THE Calare electorate is not that hard to find.
Look at a map of NSW, and you'll find the electorate covering more than 30,000 square kilometres of the state, stretching from Lithgow in the east out past Wellington and Mudgee in the north.
Don't try walking from end to the other; even driving will take several hours.
And Calare is hardly remote. The eastern boundary is less than a three-hour drive from Prime Minister Scott Morrison's home in the Sutherland Shire.
For all that, though, it seems neither of the major parties has any clue that the people of Calare will be going to the polls on Saturday [except, of course, the more than 20,000 constituents who have already pre-polled].
While the nightly news and morning newspapers have brought us daily reports on the whereabouts of Mr Morrison and Bill Shorten as they criss-cross the country looking to secure every possible vote, Calare has remained strictly a no-go zone.
Nationals supporters could rightly argue that their leader [and Calare MP Andrew Gee's boss] Michael McCormack was in Calare last Thursday for Mr Gee's campaign launch, but even he bypassed the major population centres of Orange and Bathurst when he made a stopover in Canowindra.
It's enough to make us wonder do they really want our vote?
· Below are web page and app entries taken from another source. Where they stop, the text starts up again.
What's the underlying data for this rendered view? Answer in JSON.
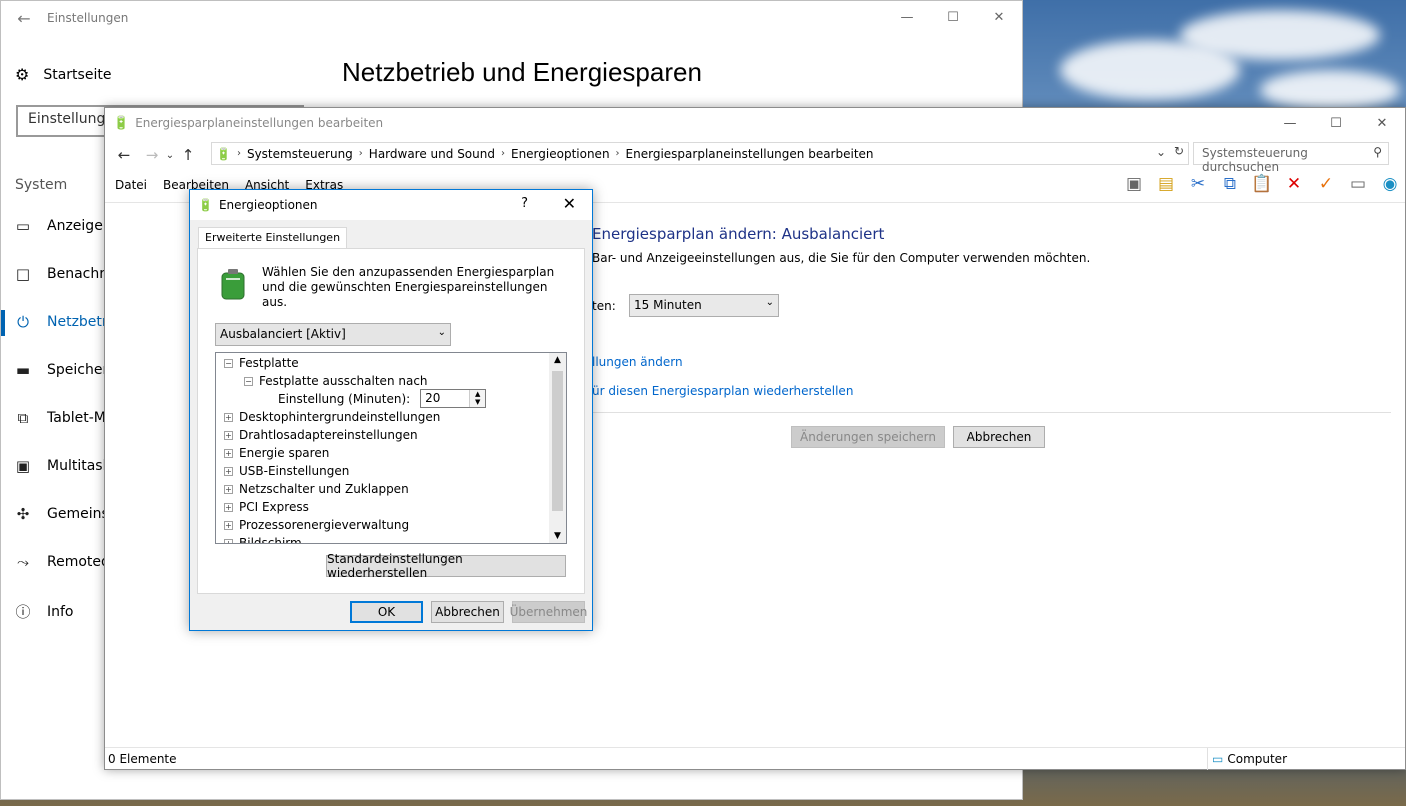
{
  "settings": {
    "title": "Einstellungen",
    "home_label": "Startseite",
    "search_placeholder": "Einstellung s",
    "page_title": "Netzbetrieb und Energiesparen",
    "section_label": "System",
    "nav_items": [
      {
        "label": "Anzeige",
        "icon": "display-icon"
      },
      {
        "label": "Benachri",
        "icon": "notifications-icon"
      },
      {
        "label": "Netzbetri",
        "icon": "power-icon"
      },
      {
        "label": "Speicher",
        "icon": "storage-icon"
      },
      {
        "label": "Tablet-M",
        "icon": "tablet-icon"
      },
      {
        "label": "Multitask",
        "icon": "multitasking-icon"
      },
      {
        "label": "Gemeins",
        "icon": "shared-icon"
      },
      {
        "label": "Remoted",
        "icon": "remote-icon"
      },
      {
        "label": "Info",
        "icon": "info-icon"
      }
    ]
  },
  "cpl": {
    "title": "Energiesparplaneinstellungen bearbeiten",
    "breadcrumb": [
      "Systemsteuerung",
      "Hardware und Sound",
      "Energieoptionen",
      "Energiesparplaneinstellungen bearbeiten"
    ],
    "search_placeholder": "Systemsteuerung durchsuchen",
    "menu": [
      "Datei",
      "Bearbeiten",
      "Ansicht",
      "Extras"
    ],
    "heading": "Energiesparplan ändern: Ausbalanciert",
    "description": "Bar- und Anzeigeeinstellungen aus, die Sie für den Computer verwenden möchten.",
    "turnoff_label": "ten:",
    "turnoff_value": "15 Minuten",
    "link_advanced": "llungen ändern",
    "link_restore": "ür diesen Energiesparplan wiederherstellen",
    "save_button": "Änderungen speichern",
    "cancel_button": "Abbrechen",
    "status_items": "0 Elemente",
    "status_location": "Computer"
  },
  "dialog": {
    "title": "Energieoptionen",
    "help": "?",
    "tab": "Erweiterte Einstellungen",
    "intro": "Wählen Sie den anzupassenden Energiesparplan und die gewünschten Energiespareinstellungen aus.",
    "plan_selected": "Ausbalanciert [Aktiv]",
    "tree": {
      "festplatte": "Festplatte",
      "festplatte_aus": "Festplatte ausschalten nach",
      "einstellung_label": "Einstellung (Minuten):",
      "einstellung_value": "20",
      "items": [
        "Desktophintergrundeinstellungen",
        "Drahtlosadaptereinstellungen",
        "Energie sparen",
        "USB-Einstellungen",
        "Netzschalter und Zuklappen",
        "PCI Express",
        "Prozessorenergieverwaltung",
        "Bildschirm"
      ]
    },
    "restore_defaults": "Standardeinstellungen wiederherstellen",
    "ok": "OK",
    "cancel": "Abbrechen",
    "apply": "Übernehmen"
  }
}
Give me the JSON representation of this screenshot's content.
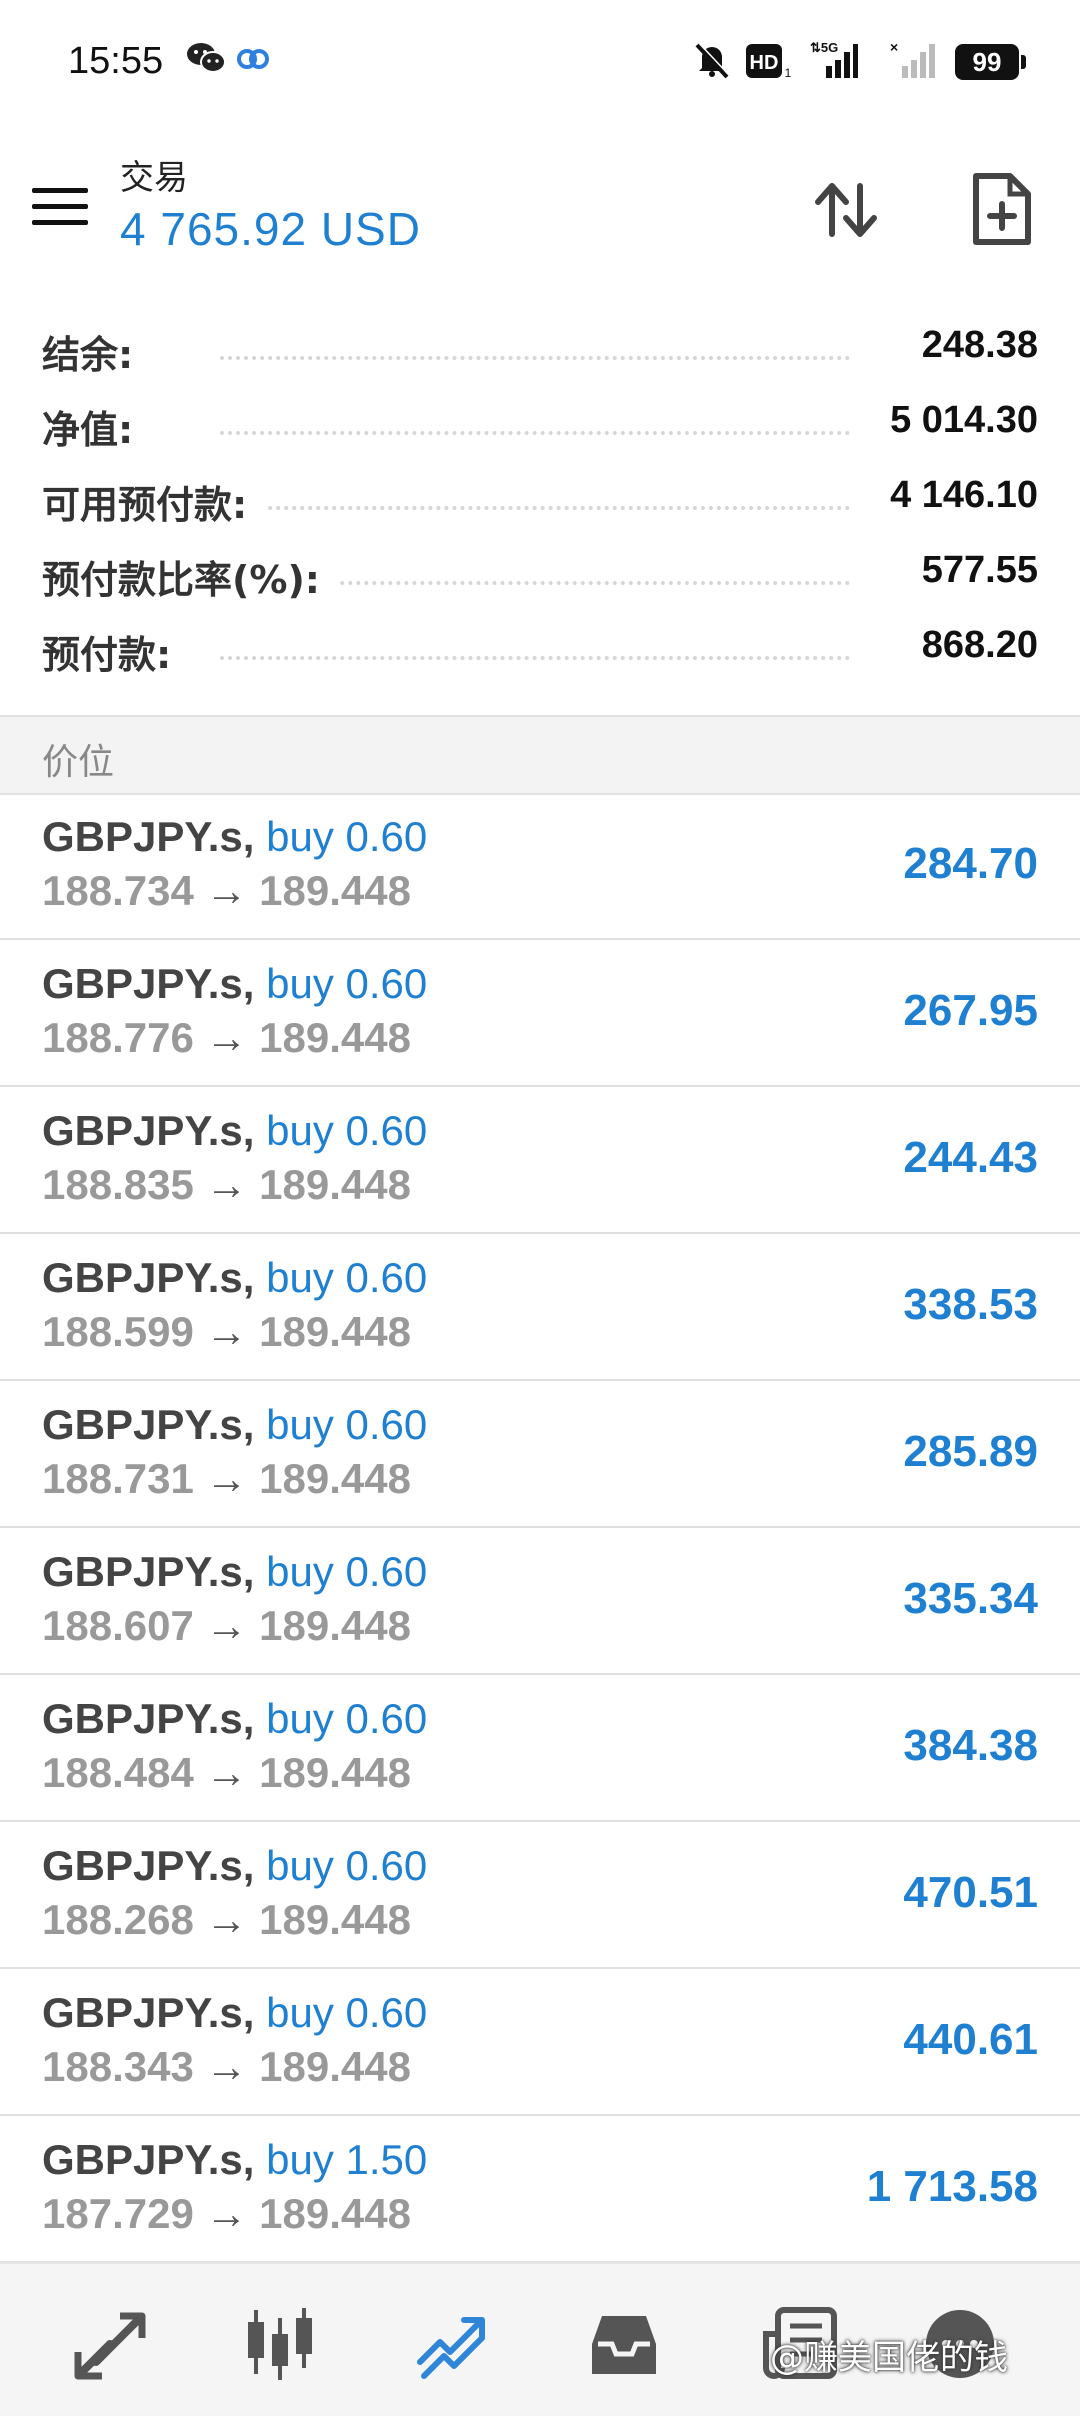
{
  "status_bar": {
    "time": "15:55",
    "icons": [
      "wechat-icon",
      "cloud-link-icon",
      "mute-bell-icon",
      "hd-icon",
      "signal-5g-icon",
      "signal-no-sim-icon"
    ],
    "battery": "99"
  },
  "header": {
    "title": "交易",
    "balance_line": "4 765.92 USD",
    "icons": [
      "sort-arrows-icon",
      "new-order-icon",
      "menu-icon"
    ]
  },
  "summary": [
    {
      "label": "结余:",
      "value": "248.38"
    },
    {
      "label": "净值:",
      "value": "5 014.30"
    },
    {
      "label": "可用预付款:",
      "value": "4 146.10"
    },
    {
      "label": "预付款比率(%):",
      "value": "577.55"
    },
    {
      "label": "预付款:",
      "value": "868.20"
    }
  ],
  "section_title": "价位",
  "positions": [
    {
      "symbol": "GBPJPY.s,",
      "type": "buy 0.60",
      "open": "188.734",
      "arrow": "→",
      "current": "189.448",
      "profit": "284.70"
    },
    {
      "symbol": "GBPJPY.s,",
      "type": "buy 0.60",
      "open": "188.776",
      "arrow": "→",
      "current": "189.448",
      "profit": "267.95"
    },
    {
      "symbol": "GBPJPY.s,",
      "type": "buy 0.60",
      "open": "188.835",
      "arrow": "→",
      "current": "189.448",
      "profit": "244.43"
    },
    {
      "symbol": "GBPJPY.s,",
      "type": "buy 0.60",
      "open": "188.599",
      "arrow": "→",
      "current": "189.448",
      "profit": "338.53"
    },
    {
      "symbol": "GBPJPY.s,",
      "type": "buy 0.60",
      "open": "188.731",
      "arrow": "→",
      "current": "189.448",
      "profit": "285.89"
    },
    {
      "symbol": "GBPJPY.s,",
      "type": "buy 0.60",
      "open": "188.607",
      "arrow": "→",
      "current": "189.448",
      "profit": "335.34"
    },
    {
      "symbol": "GBPJPY.s,",
      "type": "buy 0.60",
      "open": "188.484",
      "arrow": "→",
      "current": "189.448",
      "profit": "384.38"
    },
    {
      "symbol": "GBPJPY.s,",
      "type": "buy 0.60",
      "open": "188.268",
      "arrow": "→",
      "current": "189.448",
      "profit": "470.51"
    },
    {
      "symbol": "GBPJPY.s,",
      "type": "buy 0.60",
      "open": "188.343",
      "arrow": "→",
      "current": "189.448",
      "profit": "440.61"
    },
    {
      "symbol": "GBPJPY.s,",
      "type": "buy 1.50",
      "open": "187.729",
      "arrow": "→",
      "current": "189.448",
      "profit": "1 713.58"
    }
  ],
  "bottom_nav": [
    "quotes-icon",
    "chart-candles-icon",
    "trade-icon",
    "history-icon",
    "news-icon",
    "chat-icon"
  ],
  "colors": {
    "accent": "#1f80d2",
    "profit": "#1f80d2",
    "label": "#333333"
  },
  "watermark": "@赚美国佬的钱"
}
It also gives a pretty clear indication of how the major parties think counting in Calare is going to go on Saturday night - that is, no change expected.
Mr Gee holds Calare with a comfortable 12 per cent margin and that should be enough of a buffer for him to keep his job.
Labor's Jess Jennings has run another strong campaign and is a well-spoken, well-presented and well-credentialled alternative, but there simply is not the clamour for change across the electorate that would be needed for Calare to be returned to Labor for the first time in more than 20 years.
The Shooters, Fishers and Farmers' Sam Romano, a latecomer to the race, has tried to make up for lost time by belligerently baiting Mr Gee at every opportunity but he starts from too far back in the field.
That's how most voters are reading the situation in Calare and the lack of interest from the PM and opposition leaders suggest they're seeing it the same way.
We have little to offer them so we get little in return.
And it's not likely to change unless [or until] Calare becomes a marginal seat.